Our prayer may distill our heart’s desire in single words or hallowed phrases lovingly repeated, while we lay aside discursive thoughts in order to be unified in Christ. Or we may simply wait on God expectantly until our affections are kindled, and our hearts find a few words to give voice to our worship. When God wills, we may be drawn to contemplation. In the radical simplicity of contemplative prayer we surrender ourselves to the mystery beyond words of Christ’s abiding in us, and our abiding in him close to the Father’s heart.
Meditative prayer is the receptive and responsive prayer of our whole selves. Our bodies are at prayer in the postures and breathing that enable us to be centered. The solitude of the cell gives us the freedom to be spontaneous in expressing prayer through gestures, movements, tears and singing.

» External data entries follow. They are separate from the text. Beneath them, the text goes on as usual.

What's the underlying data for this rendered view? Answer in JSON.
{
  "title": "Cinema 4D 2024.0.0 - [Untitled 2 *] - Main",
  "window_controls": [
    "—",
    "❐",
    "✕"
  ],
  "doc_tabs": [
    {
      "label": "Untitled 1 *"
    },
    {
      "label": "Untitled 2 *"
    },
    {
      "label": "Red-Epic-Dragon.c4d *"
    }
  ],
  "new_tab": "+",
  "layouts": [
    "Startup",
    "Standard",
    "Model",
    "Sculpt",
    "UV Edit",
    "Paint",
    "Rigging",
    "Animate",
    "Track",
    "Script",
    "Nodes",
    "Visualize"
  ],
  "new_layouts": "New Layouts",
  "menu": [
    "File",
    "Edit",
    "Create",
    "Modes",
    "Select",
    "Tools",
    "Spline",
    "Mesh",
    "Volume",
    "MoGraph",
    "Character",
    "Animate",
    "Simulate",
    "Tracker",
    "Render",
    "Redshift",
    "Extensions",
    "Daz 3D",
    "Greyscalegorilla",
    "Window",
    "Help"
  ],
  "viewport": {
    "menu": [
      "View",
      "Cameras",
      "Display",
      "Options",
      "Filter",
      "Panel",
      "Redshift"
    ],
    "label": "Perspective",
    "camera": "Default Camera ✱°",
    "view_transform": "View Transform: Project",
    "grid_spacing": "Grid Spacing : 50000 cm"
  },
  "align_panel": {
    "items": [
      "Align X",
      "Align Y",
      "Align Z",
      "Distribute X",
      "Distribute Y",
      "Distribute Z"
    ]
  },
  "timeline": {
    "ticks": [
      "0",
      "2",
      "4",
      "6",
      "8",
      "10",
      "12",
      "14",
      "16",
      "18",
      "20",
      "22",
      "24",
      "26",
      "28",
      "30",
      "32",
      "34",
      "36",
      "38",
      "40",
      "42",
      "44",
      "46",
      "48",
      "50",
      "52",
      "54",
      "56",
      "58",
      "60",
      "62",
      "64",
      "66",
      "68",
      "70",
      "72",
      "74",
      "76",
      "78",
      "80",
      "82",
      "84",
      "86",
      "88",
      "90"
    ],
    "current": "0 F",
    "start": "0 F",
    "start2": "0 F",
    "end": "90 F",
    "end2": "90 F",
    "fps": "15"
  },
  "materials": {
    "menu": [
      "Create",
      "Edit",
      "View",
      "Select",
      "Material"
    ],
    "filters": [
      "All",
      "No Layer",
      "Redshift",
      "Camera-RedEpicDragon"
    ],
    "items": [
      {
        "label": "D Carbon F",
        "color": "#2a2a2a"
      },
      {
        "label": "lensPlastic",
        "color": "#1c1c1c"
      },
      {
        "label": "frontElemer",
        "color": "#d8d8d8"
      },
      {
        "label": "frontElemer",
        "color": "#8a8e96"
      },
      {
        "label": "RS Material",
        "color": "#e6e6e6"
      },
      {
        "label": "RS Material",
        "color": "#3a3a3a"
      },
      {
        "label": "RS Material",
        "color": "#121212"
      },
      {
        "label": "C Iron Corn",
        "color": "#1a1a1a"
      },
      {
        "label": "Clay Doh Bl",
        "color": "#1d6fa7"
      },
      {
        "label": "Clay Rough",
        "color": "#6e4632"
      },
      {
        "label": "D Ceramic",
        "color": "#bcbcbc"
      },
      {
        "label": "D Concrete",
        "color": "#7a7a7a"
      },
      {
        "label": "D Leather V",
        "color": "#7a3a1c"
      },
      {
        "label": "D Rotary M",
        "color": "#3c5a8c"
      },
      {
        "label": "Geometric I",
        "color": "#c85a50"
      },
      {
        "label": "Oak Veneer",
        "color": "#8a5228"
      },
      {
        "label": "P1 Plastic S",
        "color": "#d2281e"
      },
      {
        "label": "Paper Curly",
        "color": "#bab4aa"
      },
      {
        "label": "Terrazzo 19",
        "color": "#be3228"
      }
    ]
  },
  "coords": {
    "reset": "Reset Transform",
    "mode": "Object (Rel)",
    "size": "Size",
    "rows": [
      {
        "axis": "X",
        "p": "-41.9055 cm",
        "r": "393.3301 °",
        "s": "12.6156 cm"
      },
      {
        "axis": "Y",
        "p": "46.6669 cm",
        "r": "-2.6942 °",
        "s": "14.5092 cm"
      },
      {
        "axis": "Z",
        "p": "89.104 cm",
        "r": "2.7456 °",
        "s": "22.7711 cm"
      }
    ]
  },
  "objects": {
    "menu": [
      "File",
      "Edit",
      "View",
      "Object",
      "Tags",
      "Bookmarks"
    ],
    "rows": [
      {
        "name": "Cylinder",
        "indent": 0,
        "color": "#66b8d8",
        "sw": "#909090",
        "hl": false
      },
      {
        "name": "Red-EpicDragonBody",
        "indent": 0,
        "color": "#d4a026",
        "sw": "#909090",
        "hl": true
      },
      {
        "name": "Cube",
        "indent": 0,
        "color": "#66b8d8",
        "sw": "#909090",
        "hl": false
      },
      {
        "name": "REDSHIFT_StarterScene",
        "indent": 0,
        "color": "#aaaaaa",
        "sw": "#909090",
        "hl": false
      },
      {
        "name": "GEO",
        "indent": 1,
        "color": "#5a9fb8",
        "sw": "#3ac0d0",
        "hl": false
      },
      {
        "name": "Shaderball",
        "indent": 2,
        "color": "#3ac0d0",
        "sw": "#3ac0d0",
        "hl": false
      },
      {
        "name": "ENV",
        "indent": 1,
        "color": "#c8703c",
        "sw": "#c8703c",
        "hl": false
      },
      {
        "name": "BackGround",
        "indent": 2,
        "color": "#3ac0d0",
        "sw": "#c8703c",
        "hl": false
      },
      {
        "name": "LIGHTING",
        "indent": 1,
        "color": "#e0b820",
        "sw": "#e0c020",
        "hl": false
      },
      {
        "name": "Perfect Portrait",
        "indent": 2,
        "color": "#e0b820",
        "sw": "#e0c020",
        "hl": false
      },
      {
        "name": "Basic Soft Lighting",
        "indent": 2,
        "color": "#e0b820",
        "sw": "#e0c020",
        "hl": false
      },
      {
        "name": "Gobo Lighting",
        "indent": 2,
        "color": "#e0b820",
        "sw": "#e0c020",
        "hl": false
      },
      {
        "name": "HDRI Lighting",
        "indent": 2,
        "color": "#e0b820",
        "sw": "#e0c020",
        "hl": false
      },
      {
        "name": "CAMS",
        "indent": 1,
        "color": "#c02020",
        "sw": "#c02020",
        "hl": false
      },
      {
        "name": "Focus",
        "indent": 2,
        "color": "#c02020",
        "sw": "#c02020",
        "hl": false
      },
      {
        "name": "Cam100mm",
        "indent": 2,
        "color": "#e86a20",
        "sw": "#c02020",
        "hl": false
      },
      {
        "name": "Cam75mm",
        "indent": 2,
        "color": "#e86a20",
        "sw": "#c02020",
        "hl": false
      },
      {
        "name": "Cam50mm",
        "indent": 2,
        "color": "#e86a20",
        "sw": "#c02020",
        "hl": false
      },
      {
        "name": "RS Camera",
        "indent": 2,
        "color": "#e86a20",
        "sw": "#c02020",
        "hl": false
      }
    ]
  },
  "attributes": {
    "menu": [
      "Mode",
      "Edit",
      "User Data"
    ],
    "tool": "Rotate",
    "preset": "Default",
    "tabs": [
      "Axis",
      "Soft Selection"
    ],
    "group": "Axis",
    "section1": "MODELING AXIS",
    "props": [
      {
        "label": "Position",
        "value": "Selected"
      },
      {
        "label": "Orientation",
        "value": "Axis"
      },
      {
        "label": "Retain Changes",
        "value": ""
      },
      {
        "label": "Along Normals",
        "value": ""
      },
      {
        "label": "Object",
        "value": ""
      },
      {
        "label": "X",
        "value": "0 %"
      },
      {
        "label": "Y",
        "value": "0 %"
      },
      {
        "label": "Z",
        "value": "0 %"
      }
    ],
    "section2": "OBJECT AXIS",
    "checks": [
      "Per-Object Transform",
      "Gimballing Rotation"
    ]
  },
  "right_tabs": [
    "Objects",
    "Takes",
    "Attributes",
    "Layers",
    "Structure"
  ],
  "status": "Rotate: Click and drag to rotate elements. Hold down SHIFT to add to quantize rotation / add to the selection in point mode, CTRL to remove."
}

Is it the combination of the Episcopal liturgy, chant, and the groundedness the Brothers bring from their daily hour of silence that makes worship at SSJE so satisfying to me? I was raised Quaker. The Quaker worship service consists of one hour of corporate, meditative silence, broken by people speaking when the spirit so moves them. I left as a teenager because there was no singing, and because it was unnecessary to believe in the Resurrection which I believed to be critical. I became Episcopalian when I married. I feel fulfilled worshipping at the monastery because all my worship needs are met and honored.